This resonates with me so much and I see I jotted down some notes about it before. Re-reading the posts involved, and some others, has set me thinking again. Some significant bookmarks I want to keep to hand:
1) Jon Udell, 2001, on the web:
an environment in which everyone can produce as well as consume web content. The web began in this state of grace, soon fell from it, and has recently been trying to find its way back. It's been a hard road, frankly.
That's both beautiful and true.
2) From the same:
There's one talent common to all these creative disciplines: storytelling. We are, as a species, hardwired not only for language but for narrative. A story is, you might say, an evolutionary mechanism designed to focus the attention of a group. Sometimes the point is to entertain, sometimes to teach, often both. The power of narrative, whatever its purpose, flows from a deep human need to identify with a group, and above all to find out what happens next. … It all boils down to just three things: a storyteller, an audience, and a venue.3) Dave Winer, 2002, discussing an Instant Outliner:
(…) narrating your work is the way to go.4) This is Jon Udell, back in April 2004, The participant/narrator: owning the role, writing about the "XML-Deviant column at O'Reilly's XML.com … which began in January 2000, [and] would have been called a blog had the term been more current then":
For people who lack the time to closely monitor activity in some area, these bulletins are a way to keep a finger on the pulse. For the participant/narrator, they're a way to build personal brand and -- perhaps -- influence the agenda. It's been clear to me for a long time that the participant/narrator, armed with easy-to-use Web publishing technology (aka blog tools), will be a key player on every professional and civic team.And:
Now that the hype about political blogs has died down, it's clear that this is the real deal: a grassroots effort to connect a political process to itself, to its constituency, and to the outside world. No fanfare, just steady and reliable information flow. Every team can benefit from this approach. By narrating the work, as Dave Winer once put it, we clarify the work. There can be more than [one] narrator, but it makes sense to have one team member own the primary role just as other members own other roles.5) Jon Udell, July 2007, Beautiful code, expert minds, discussing a book where coders narrate their work ("Although this is a book by programmers and for programmers, the method of narrating the work process is, in principle, much more widely applicable"):
Access to expert minds is just inherently valuable. We’re entering an era in which we’ll be able to access many more — and many different kinds of — expert minds. I’m looking forward to it.6) All this was set going again by Dave Winer's fine post yesterday, Narrate Your Work, "a big part of the future Rebooted News system, imho":
I clicked on the page of NYT editorial people on Twitter that I keep and I saw something very different, and this is the point of this story. I saw a news organization at work. Careful to say what they do and don't know. Informing each other on experience with similar stories in the past.

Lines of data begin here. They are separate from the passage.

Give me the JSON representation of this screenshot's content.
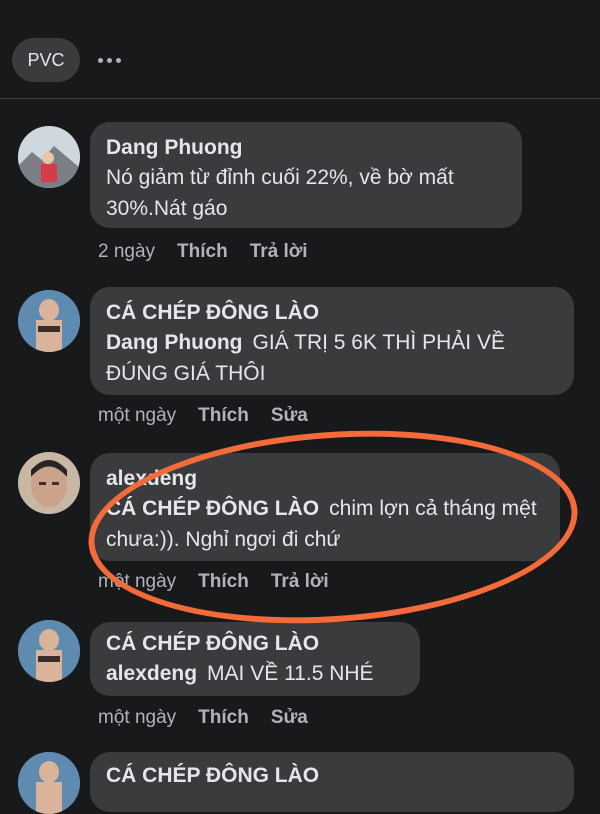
{
  "header": {
    "filter_label": "PVC",
    "more_icon": "more-horizontal-icon"
  },
  "comments": [
    {
      "author": "Dang Phuong",
      "mention": "",
      "text": "Nó giảm từ đỉnh cuối 22%, về bờ mất 30%.Nát gáo",
      "time": "2 ngày",
      "like_label": "Thích",
      "second_action": "Trả lời"
    },
    {
      "author": "CÁ CHÉP ĐÔNG LÀO",
      "mention": "Dang Phuong",
      "text": "GIÁ TRỊ 5 6K THÌ PHẢI VỀ ĐÚNG GIÁ THÔI",
      "time": "một ngày",
      "like_label": "Thích",
      "second_action": "Sửa"
    },
    {
      "author": "alexdeng",
      "mention": "CÁ CHÉP ĐÔNG LÀO",
      "text": "chim lợn cả tháng mệt chưa:)). Nghỉ ngơi đi chứ",
      "time": "một ngày",
      "like_label": "Thích",
      "second_action": "Trả lời"
    },
    {
      "author": "CÁ CHÉP ĐÔNG LÀO",
      "mention": "alexdeng",
      "text": "MAI VỀ 11.5 NHÉ",
      "time": "một ngày",
      "like_label": "Thích",
      "second_action": "Sửa"
    },
    {
      "author": "CÁ CHÉP ĐÔNG LÀO",
      "mention": "",
      "text": "",
      "time": "",
      "like_label": "",
      "second_action": ""
    }
  ],
  "colors": {
    "background": "#18191a",
    "bubble": "#3a3b3c",
    "highlight_stroke": "#f36b3a"
  }
}
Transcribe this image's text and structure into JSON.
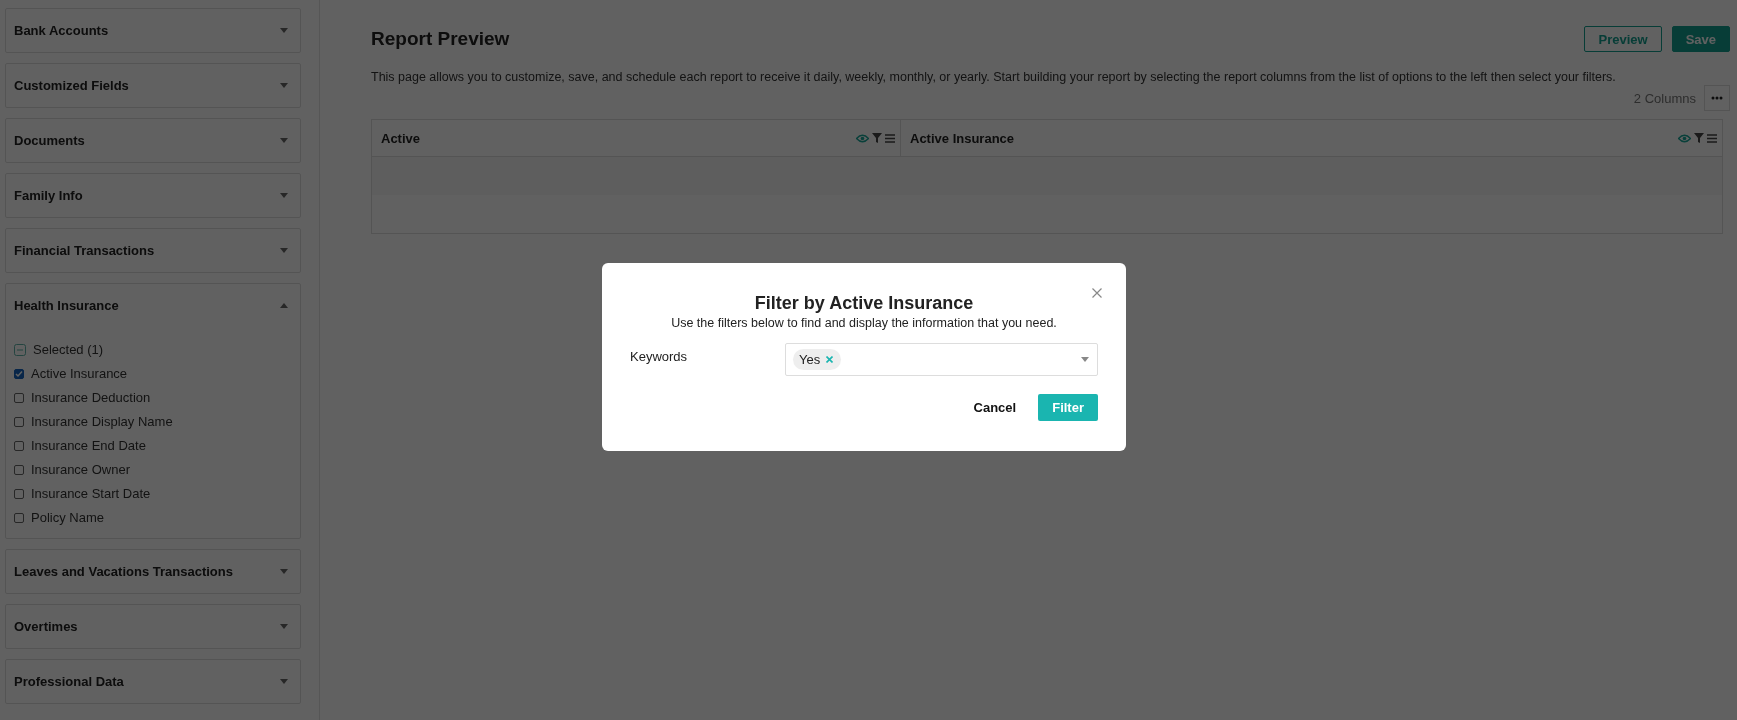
{
  "sidebar": {
    "sections": [
      {
        "title": "Bank Accounts",
        "expanded": false
      },
      {
        "title": "Customized Fields",
        "expanded": false
      },
      {
        "title": "Documents",
        "expanded": false
      },
      {
        "title": "Family Info",
        "expanded": false
      },
      {
        "title": "Financial Transactions",
        "expanded": false
      },
      {
        "title": "Health Insurance",
        "expanded": true,
        "summary": "Selected (1)",
        "items": [
          {
            "label": "Active Insurance",
            "checked": true
          },
          {
            "label": "Insurance Deduction",
            "checked": false
          },
          {
            "label": "Insurance Display Name",
            "checked": false
          },
          {
            "label": "Insurance End Date",
            "checked": false
          },
          {
            "label": "Insurance Owner",
            "checked": false
          },
          {
            "label": "Insurance Start Date",
            "checked": false
          },
          {
            "label": "Policy Name",
            "checked": false
          }
        ]
      },
      {
        "title": "Leaves and Vacations Transactions",
        "expanded": false
      },
      {
        "title": "Overtimes",
        "expanded": false
      },
      {
        "title": "Professional Data",
        "expanded": false
      }
    ]
  },
  "main": {
    "title": "Report Preview",
    "buttons": [
      {
        "label": "Preview",
        "kind": "outline"
      },
      {
        "label": "Save",
        "kind": "primary"
      }
    ],
    "description": "This page allows you to customize, save, and schedule each report to receive it daily, weekly, monthly, or yearly. Start building your report by selecting the report columns from the list of options to the left then select your filters.",
    "column_count": "2 Columns",
    "table": {
      "columns": [
        {
          "label": "Active"
        },
        {
          "label": "Active Insurance"
        }
      ]
    }
  },
  "modal": {
    "title": "Filter by Active Insurance",
    "subtitle": "Use the filters below to find and display the information that you need.",
    "field": {
      "label": "Keywords",
      "tags": [
        "Yes"
      ]
    },
    "buttons": [
      {
        "label": "Cancel",
        "kind": "text"
      },
      {
        "label": "Filter",
        "kind": "primary"
      }
    ]
  }
}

Whether they were all reading all of the others' posts, I don't know. They were reading and passing on reports from other Twitter users, even those that didn't work at the Times. They were coordinating the work of a larger community than just people who work at the Times. … real reporters dealing with a true breaking story not just a simulation of a breaking story, let their hair down and share everything they know with the world. This is the impulse of news …
Jon Udell, 2001: "The web's leading blogger is clearly Dave Winer, who has for years pursued parallel careers as a software developer and storyteller (or, he might say, technology journalist)."
Three other passages from Jon Udell's 2001 post stand out for me:
Could it be that, despite Tim Berners-Lee's dream (and mine), the writable web is not the natural state of affairs? That, in fact, it is appropriate for consumers of web content to outnumber producers? And that tools and technologies are not the major constraint on the production of web content? Recent history suggests that the answer to all of these questions is probably yes. Personal computers have forever changed the way people make publications, movies, and music. But they have not changed the people who do these things. If you lack writing or editing or illustration skills, or filmic flair, or musical ability, then desktop publishing or video or music tools can't change that. What they can do -- and it's no small thing -- is help people with latent abilities in these areas discover and grow their talents. …
Blogging as a form of mainstream web entertainment, with its star performers and its popularity ratings, may or may not be a passing fad. What will endure, in any case, matters more: a powerful new way to tell stories that refer to, and make sense of, the documents and messages that we create and exchange in our professional lives. …
It [his project weblog] looks like a newspaper, and indeed serves a similar purpose.